objects. Objects however cannot be differentiated unless they are in space
and so we cannot have objects without space. From the previous two
arguments we can conclude that what makes space apriori is that it has to
exist for there to be anything outside us, and that we cannot have objects
without space. If space were not apriori then it would be empirical and
obtained from experience of outer objects. However any experience of outer
objects is impossible without the representation of space. So space must be
apriori.

After showing how space is apriori Kant goes on to explain how space
is a pure intuition. This is where his criticism of Newton’s ideas on space as
God’s sensory apparatus begins. This lead to theological determinism and so
Kant wanted to change the question from the metaphysical questions to what
role does space play in our formation of knowledge. Kant does not deny that
we have a concept of space but what he is trying to say is that all our
concepts of space underlie our intuition of space. He asserts there is only
one space of which there may exist some diverse parts but essentially they
are all parts of one whole unique space. Through our intuition of this whole
space we locate a certain part in relation to another part. This is why space is
a pre-intuited. If we didn’t have this pre-awareness of space as a whole we
would not be able to consider its parts. Lastly Kant claims that space is
infinite and this is why I don’t have an idea of space. It’s infinitely divisible and
extended. The question becomes how can I intuit something that is infinite?

Space and time are forms of intuition and not objects of intuition (formal
intuition). So when we don’t intuit it as a whole object but rather as
“successive syntheses”. We can say that geometry is the act of turning forms
of intuition into formal intuition. But you can’t do geometry with concepts
alone. Geometry is a body of synthetic apriori truths. We cannot derive its
proofs from the axioms alone. So Geometry is contingent on our nature and if
the conditions of the possibility of our experience such as Space and time
were to change then geometry would change as well. This leads us to the
final point under discussion, which is that space and time are appearances
and not things in themselves. Space is transcendentally ideal. We cannot
detach it from the conditions of the possibility of knowledge and therefore it
belongs to appearances and not things in themselves. We cannot conceive of

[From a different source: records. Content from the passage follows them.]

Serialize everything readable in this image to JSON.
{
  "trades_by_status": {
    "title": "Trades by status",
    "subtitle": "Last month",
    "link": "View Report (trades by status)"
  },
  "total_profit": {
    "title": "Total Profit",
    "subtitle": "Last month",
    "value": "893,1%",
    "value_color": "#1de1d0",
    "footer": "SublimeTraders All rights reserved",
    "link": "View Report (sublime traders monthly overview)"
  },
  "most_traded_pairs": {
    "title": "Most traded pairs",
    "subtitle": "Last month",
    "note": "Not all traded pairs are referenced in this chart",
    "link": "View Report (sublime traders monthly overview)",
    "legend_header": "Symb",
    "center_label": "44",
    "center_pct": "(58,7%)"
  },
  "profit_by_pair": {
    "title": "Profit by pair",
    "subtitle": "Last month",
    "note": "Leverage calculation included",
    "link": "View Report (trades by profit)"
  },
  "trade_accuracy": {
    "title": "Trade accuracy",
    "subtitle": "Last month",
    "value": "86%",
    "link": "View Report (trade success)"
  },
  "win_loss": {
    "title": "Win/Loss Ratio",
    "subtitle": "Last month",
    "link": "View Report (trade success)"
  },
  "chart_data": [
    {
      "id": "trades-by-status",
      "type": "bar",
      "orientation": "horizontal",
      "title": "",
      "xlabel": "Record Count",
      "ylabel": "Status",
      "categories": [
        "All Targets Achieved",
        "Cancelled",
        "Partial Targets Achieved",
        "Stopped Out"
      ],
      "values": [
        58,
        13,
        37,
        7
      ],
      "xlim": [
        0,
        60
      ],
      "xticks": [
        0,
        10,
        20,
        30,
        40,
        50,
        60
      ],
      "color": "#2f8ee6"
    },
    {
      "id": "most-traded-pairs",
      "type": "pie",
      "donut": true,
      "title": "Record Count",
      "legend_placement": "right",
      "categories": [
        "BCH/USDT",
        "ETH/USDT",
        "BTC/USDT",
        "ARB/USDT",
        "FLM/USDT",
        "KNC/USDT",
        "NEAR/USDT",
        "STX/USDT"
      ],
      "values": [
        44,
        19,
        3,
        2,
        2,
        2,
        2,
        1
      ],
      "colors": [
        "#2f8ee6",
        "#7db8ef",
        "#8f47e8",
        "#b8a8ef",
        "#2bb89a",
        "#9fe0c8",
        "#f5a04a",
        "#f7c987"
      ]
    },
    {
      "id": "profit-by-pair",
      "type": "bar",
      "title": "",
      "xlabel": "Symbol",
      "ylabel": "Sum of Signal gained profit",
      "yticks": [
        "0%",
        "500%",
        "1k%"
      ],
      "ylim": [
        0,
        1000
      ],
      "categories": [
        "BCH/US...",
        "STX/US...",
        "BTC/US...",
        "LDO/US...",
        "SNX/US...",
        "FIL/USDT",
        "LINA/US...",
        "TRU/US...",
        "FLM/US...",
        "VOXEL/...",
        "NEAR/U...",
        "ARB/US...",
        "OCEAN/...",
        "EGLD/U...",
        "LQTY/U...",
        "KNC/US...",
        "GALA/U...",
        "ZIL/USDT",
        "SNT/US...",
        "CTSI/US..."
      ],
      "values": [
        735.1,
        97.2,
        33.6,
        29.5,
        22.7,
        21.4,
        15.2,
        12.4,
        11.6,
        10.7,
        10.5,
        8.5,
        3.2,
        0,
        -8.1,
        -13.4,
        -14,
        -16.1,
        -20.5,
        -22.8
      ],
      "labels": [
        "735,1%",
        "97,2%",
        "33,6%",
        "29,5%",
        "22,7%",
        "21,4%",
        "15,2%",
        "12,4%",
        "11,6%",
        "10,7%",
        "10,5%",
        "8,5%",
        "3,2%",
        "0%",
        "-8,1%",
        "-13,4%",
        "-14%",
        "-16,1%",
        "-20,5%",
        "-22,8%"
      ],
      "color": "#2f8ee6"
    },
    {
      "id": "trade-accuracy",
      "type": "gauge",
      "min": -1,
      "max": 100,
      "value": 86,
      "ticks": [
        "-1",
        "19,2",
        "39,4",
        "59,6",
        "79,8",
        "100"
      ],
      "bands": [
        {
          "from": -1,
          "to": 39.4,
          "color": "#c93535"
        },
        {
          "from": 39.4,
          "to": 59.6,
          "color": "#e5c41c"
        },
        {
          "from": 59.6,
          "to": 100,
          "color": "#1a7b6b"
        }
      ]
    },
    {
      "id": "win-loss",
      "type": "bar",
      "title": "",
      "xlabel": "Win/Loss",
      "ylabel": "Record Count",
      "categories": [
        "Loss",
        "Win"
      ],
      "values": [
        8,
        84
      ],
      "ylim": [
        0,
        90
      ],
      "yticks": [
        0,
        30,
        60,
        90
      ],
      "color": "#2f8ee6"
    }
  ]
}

things in themselves as existing in space and time because they are our own
contingent conditions of possibility and to do so would mean to examine
space and time empirically and not transcendentally.